2021 unpublished
Background: Despite substantial progress and widespread use of insecticidal bed nets, malaria caused 409,000 deaths in 2019. An established supplemental technology, indoor residual spraying (IRS), is moderately expensive and logistically challenging. It must be applied just before the rainy season(s) and potentially requires multiple reapplications per year in endemic areas. A new technology, insecticide treated wall liner (ITWL), might overcome these challenges.Methods: We conducted a
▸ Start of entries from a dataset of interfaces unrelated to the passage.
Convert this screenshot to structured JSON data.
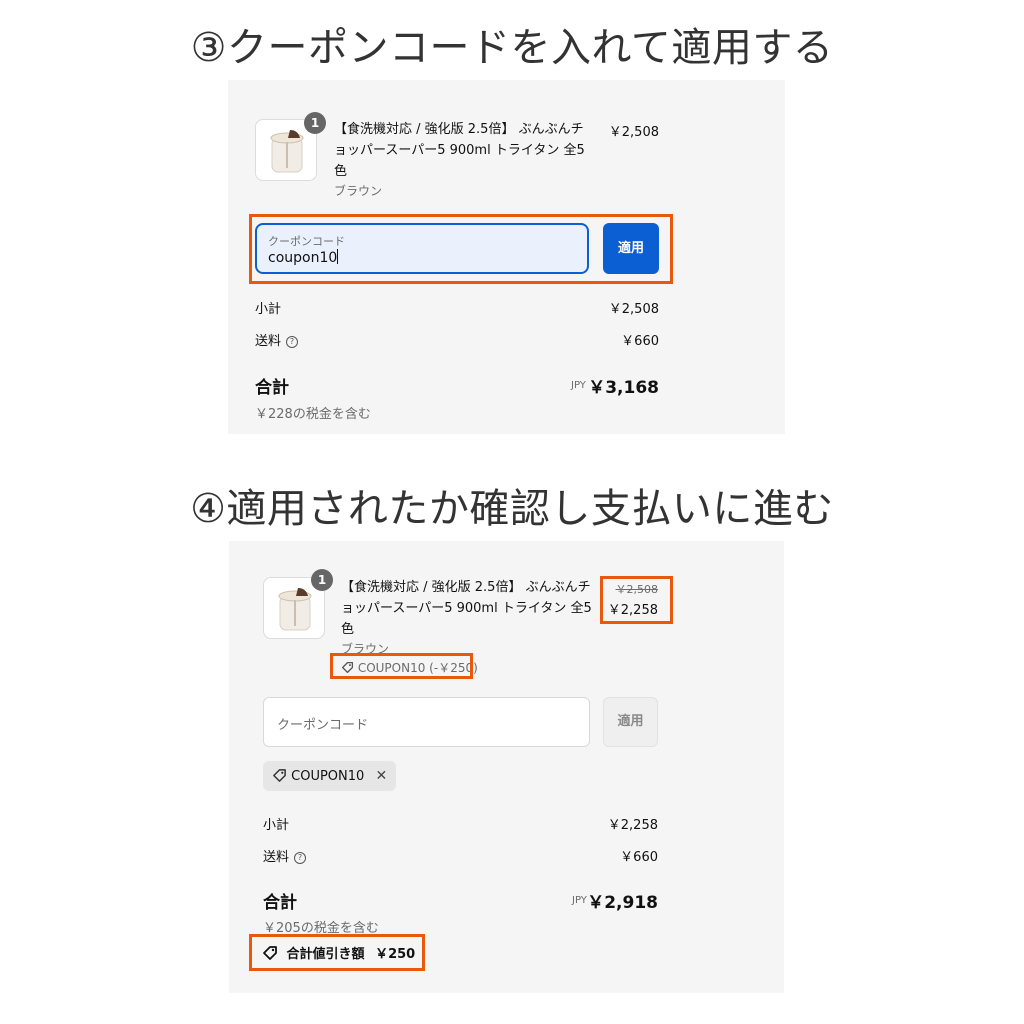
{
  "section1": {
    "heading": "③クーポンコードを入れて適用する",
    "product": {
      "quantity": "1",
      "name": "【食洗機対応 / 強化版 2.5倍】 ぶんぶんチョッパースーパー5 900ml トライタン 全5色",
      "variant": "ブラウン",
      "price": "￥2,508"
    },
    "coupon_field": {
      "label": "クーポンコード",
      "value": "coupon10"
    },
    "apply_button": "適用",
    "subtotal_label": "小計",
    "subtotal_value": "￥2,508",
    "shipping_label": "送料",
    "shipping_value": "￥660",
    "total_label": "合計",
    "currency": "JPY",
    "total_value": "￥3,168",
    "tax_note": "￥228の税金を含む"
  },
  "section2": {
    "heading": "④適用されたか確認し支払いに進む",
    "product": {
      "quantity": "1",
      "name": "【食洗機対応 / 強化版 2.5倍】 ぶんぶんチョッパースーパー5 900ml トライタン 全5色",
      "variant": "ブラウン",
      "original_price": "￥2,508",
      "discounted_price": "￥2,258",
      "discount_tag": "COUPON10 (-￥250)"
    },
    "coupon_placeholder": "クーポンコード",
    "apply_button": "適用",
    "applied_chip": "COUPON10",
    "subtotal_label": "小計",
    "subtotal_value": "￥2,258",
    "shipping_label": "送料",
    "shipping_value": "￥660",
    "total_label": "合計",
    "currency": "JPY",
    "total_value": "￥2,918",
    "tax_note": "￥205の税金を含む",
    "total_discount_label": "合計値引き額",
    "total_discount_value": "￥250"
  },
  "colors": {
    "accent_blue": "#0b5fd3",
    "highlight_orange": "#e8590c",
    "panel_bg": "#f5f5f5"
  },
  "icons": [
    "help-circle-icon",
    "tag-icon",
    "close-icon"
  ]
}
more » ... r two-arm randomized controlled trial in Muheza, Tanzania from 2015-2016 to evaluate the cost and efficacy of a non-pyrethroid ITWL to supplement long-lasting insecticidal nets (LLINs). We estimated the efficacy (with 95% confidence interval) of IRS as a supplement to LLINs from a published randomized trial in Muleba, Tanzania and the Global Burden of Diseases Study. We obtained per capita financial costs of IRS in mainland Tanzania from published reports and conducted a household survey of a similar IRS program near Muleba to determine household costs. We amortized ITWL costs over four years (its expected lifetime). We converted all costs (products, program operation, and household time) to 2019US$ using Tanzania's GDP deflator and market exchange rates.Results. Ninety days after completing the installation of ITWL in 5,666 households, the randomized trial was terminated prematurely. Cone bioassay tests showed that ITWL no longer killed mosquitoes and therefore could not prevent malaria. The ITWL cost $10.11 per person per year compared to $5.69 for IRS. With an efficacy of 57% (3%-81%), IRS averted 1,162 (61-1,651) disability-adjusted life years (DALYs) per person per year. Its incremental cost-effectiveness ratio (ICER) per DALY averted was $490 (45% of Tanzania's per capita gross national income).Conclusions. These findings provide design specifications for a future ITWL to be useful. It would need to be more effective and/or less costly than IRS so more persons could be protected with a given budget. Results from a previous trial in Kenya, economies of scale and competition, as occurred with insecticide treated bed nets, strengthened community engagement, and more efficient installation and management procedures, all offer promise of achieving these goals. These features suggest that ITWLs merit ongoing study.Trial first posted: 2015 (NCT02533336)
doi:10.21203/ fatcat:cejkfgsb4jdtdifds5vrklarcy